Dataset rows for apps and sites:
□ □ □ □ □
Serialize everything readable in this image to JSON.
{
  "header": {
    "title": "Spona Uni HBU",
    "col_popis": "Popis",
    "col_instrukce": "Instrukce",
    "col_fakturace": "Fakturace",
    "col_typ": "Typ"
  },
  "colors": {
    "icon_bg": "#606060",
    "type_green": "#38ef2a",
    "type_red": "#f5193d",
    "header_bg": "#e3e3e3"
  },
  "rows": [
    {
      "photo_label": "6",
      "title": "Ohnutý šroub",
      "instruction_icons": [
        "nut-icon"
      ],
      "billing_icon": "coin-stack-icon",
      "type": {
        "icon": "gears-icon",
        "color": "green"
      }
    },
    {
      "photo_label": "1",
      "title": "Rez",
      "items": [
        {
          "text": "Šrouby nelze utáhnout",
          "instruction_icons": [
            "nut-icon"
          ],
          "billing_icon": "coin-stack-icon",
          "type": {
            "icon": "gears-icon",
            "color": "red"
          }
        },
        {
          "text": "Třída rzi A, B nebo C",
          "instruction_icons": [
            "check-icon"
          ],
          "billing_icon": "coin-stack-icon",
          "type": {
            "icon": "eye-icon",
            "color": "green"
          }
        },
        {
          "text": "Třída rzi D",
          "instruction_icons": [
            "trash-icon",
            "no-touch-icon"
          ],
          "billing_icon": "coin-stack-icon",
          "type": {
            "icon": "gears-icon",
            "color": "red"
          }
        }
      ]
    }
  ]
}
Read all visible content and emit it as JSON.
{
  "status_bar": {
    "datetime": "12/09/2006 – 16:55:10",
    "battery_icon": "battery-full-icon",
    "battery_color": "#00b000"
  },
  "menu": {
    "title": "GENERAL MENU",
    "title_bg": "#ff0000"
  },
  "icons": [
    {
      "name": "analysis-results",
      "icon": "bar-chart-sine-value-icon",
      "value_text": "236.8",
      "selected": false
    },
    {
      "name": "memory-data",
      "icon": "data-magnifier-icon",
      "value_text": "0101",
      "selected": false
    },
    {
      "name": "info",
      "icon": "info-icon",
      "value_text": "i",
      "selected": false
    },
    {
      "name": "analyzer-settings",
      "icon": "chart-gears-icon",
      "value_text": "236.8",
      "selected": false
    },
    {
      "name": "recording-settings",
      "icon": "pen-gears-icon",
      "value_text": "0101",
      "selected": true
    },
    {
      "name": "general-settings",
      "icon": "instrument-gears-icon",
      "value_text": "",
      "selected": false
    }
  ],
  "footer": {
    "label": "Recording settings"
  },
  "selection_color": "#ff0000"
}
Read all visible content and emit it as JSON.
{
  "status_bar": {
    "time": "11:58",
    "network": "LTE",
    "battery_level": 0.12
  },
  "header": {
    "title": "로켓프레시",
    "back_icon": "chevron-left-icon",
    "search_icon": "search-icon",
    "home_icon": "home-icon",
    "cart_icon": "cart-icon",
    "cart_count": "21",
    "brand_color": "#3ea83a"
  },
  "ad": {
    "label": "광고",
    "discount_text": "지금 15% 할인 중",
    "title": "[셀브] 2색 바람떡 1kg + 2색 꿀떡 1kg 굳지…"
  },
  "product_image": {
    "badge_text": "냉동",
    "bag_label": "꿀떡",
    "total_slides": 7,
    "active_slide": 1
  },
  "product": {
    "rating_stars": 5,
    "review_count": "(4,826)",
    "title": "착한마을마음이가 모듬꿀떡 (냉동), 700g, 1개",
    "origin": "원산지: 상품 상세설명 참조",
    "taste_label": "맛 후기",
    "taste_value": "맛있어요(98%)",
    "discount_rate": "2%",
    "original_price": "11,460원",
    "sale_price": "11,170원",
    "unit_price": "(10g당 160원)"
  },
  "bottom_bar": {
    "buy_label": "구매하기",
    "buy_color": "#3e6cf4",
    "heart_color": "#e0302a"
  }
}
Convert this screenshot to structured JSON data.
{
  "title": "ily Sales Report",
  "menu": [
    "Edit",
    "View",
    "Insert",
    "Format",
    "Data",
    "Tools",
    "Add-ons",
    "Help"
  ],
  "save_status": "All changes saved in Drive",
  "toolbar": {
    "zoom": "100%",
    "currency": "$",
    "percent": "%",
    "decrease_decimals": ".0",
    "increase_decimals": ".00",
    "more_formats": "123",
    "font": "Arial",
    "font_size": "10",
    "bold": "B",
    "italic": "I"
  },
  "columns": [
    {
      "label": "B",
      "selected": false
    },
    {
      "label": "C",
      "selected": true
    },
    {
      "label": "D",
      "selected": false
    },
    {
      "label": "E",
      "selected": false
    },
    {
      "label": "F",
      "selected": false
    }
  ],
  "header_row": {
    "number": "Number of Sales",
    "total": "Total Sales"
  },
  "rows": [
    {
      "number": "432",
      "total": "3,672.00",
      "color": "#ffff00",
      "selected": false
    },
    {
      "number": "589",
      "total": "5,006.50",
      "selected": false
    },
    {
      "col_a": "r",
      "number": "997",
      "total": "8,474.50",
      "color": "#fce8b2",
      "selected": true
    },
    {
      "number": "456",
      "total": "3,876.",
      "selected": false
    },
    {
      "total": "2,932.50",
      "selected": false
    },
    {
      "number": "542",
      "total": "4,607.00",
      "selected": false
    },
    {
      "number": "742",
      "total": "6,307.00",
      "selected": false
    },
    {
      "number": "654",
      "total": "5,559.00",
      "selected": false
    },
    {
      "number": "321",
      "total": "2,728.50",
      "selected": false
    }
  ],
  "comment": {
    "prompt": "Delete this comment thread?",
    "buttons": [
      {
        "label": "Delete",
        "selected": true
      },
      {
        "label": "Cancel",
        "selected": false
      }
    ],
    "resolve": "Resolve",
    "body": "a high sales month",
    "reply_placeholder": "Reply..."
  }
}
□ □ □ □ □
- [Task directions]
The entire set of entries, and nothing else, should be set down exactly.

- [Result of this exercise]
Serialize everything readable in this image to JSON.
{
  "header": {
    "title": "Spona Uni HBU",
    "col_popis": "Popis",
    "col_instrukce": "Instrukce",
    "col_fakturace": "Fakturace",
    "col_typ": "Typ"
  },
  "colors": {
    "icon_bg": "#606060",
    "type_green": "#38ef2a",
    "type_red": "#f5193d",
    "header_bg": "#e3e3e3"
  },
  "rows": [
    {
      "photo_label": "6",
      "title": "Ohnutý šroub",
      "instruction_icons": [
        "nut-icon"
      ],
      "billing_icon": "coin-stack-icon",
      "type": {
        "icon": "gears-icon",
        "color": "green"
      }
    },
    {
      "photo_label": "1",
      "title": "Rez",
      "items": [
        {
          "text": "Šrouby nelze utáhnout",
          "instruction_icons": [
            "nut-icon"
          ],
          "billing_icon": "coin-stack-icon",
          "type": {
            "icon": "gears-icon",
            "color": "red"
          }
        },
        {
          "text": "Třída rzi A, B nebo C",
          "instruction_icons": [
            "check-icon"
          ],
          "billing_icon": "coin-stack-icon",
          "type": {
            "icon": "eye-icon",
            "color": "green"
          }
        },
        {
          "text": "Třída rzi D",
          "instruction_icons": [
            "trash-icon",
            "no-touch-icon"
          ],
          "billing_icon": "coin-stack-icon",
          "type": {
            "icon": "gears-icon",
            "color": "red"
          }
        }
      ]
    }
  ]
}
Read all visible content and emit it as JSON.
{
  "status_bar": {
    "datetime": "12/09/2006 – 16:55:10",
    "battery_icon": "battery-full-icon",
    "battery_color": "#00b000"
  },
  "menu": {
    "title": "GENERAL MENU",
    "title_bg": "#ff0000"
  },
  "icons": [
    {
      "name": "analysis-results",
      "icon": "bar-chart-sine-value-icon",
      "value_text": "236.8",
      "selected": false
    },
    {
      "name": "memory-data",
      "icon": "data-magnifier-icon",
      "value_text": "0101",
      "selected": false
    },
    {
      "name": "info",
      "icon": "info-icon",
      "value_text": "i",
      "selected": false
    },
    {
      "name": "analyzer-settings",
      "icon": "chart-gears-icon",
      "value_text": "236.8",
      "selected": false
    },
    {
      "name": "recording-settings",
      "icon": "pen-gears-icon",
      "value_text": "0101",
      "selected": true
    },
    {
      "name": "general-settings",
      "icon": "instrument-gears-icon",
      "value_text": "",
      "selected": false
    }
  ],
  "footer": {
    "label": "Recording settings"
  },
  "selection_color": "#ff0000"
}
Read all visible content and emit it as JSON.
{
  "status_bar": {
    "time": "11:58",
    "network": "LTE",
    "battery_level": 0.12
  },
  "header": {
    "title": "로켓프레시",
    "back_icon": "chevron-left-icon",
    "search_icon": "search-icon",
    "home_icon": "home-icon",
    "cart_icon": "cart-icon",
    "cart_count": "21",
    "brand_color": "#3ea83a"
  },
  "ad": {
    "label": "광고",
    "discount_text": "지금 15% 할인 중",
    "title": "[셀브] 2색 바람떡 1kg + 2색 꿀떡 1kg 굳지…"
  },
  "product_image": {
    "badge_text": "냉동",
    "bag_label": "꿀떡",
    "total_slides": 7,
    "active_slide": 1
  },
  "product": {
    "rating_stars": 5,
    "review_count": "(4,826)",
    "title": "착한마을마음이가 모듬꿀떡 (냉동), 700g, 1개",
    "origin": "원산지: 상품 상세설명 참조",
    "taste_label": "맛 후기",
    "taste_value": "맛있어요(98%)",
    "discount_rate": "2%",
    "original_price": "11,460원",
    "sale_price": "11,170원",
    "unit_price": "(10g당 160원)"
  },
  "bottom_bar": {
    "buy_label": "구매하기",
    "buy_color": "#3e6cf4",
    "heart_color": "#e0302a"
  }
}
Convert this screenshot to structured JSON data.
{
  "title": "ily Sales Report",
  "menu": [
    "Edit",
    "View",
    "Insert",
    "Format",
    "Data",
    "Tools",
    "Add-ons",
    "Help"
  ],
  "save_status": "All changes saved in Drive",
  "toolbar": {
    "zoom": "100%",
    "currency": "$",
    "percent": "%",
    "decrease_decimals": ".0",
    "increase_decimals": ".00",
    "more_formats": "123",
    "font": "Arial",
    "font_size": "10",
    "bold": "B",
    "italic": "I"
  },
  "columns": [
    {
      "label": "B",
      "selected": false
    },
    {
      "label": "C",
      "selected": true
    },
    {
      "label": "D",
      "selected": false
    },
    {
      "label": "E",
      "selected": false
    },
    {
      "label": "F",
      "selected": false
    }
  ],
  "header_row": {
    "number": "Number of Sales",
    "total": "Total Sales"
  },
  "rows": [
    {
      "number": "432",
      "total": "3,672.00",
      "color": "#ffff00",
      "selected": false
    },
    {
      "number": "589",
      "total": "5,006.50",
      "selected": false
    },
    {
      "col_a": "r",
      "number": "997",
      "total": "8,474.50",
      "color": "#fce8b2",
      "selected": true
    },
    {
      "number": "456",
      "total": "3,876.",
      "selected": false
    },
    {
      "total": "2,932.50",
      "selected": false
    },
    {
      "number": "542",
      "total": "4,607.00",
      "selected": false
    },
    {
      "number": "742",
      "total": "6,307.00",
      "selected": false
    },
    {
      "number": "654",
      "total": "5,559.00",
      "selected": false
    },
    {
      "number": "321",
      "total": "2,728.50",
      "selected": false
    }
  ],
  "comment": {
    "prompt": "Delete this comment thread?",
    "buttons": [
      {
        "label": "Delete",
        "selected": true
      },
      {
        "label": "Cancel",
        "selected": false
      }
    ],
    "resolve": "Resolve",
    "body": "a high sales month",
    "reply_placeholder": "Reply..."
  }
}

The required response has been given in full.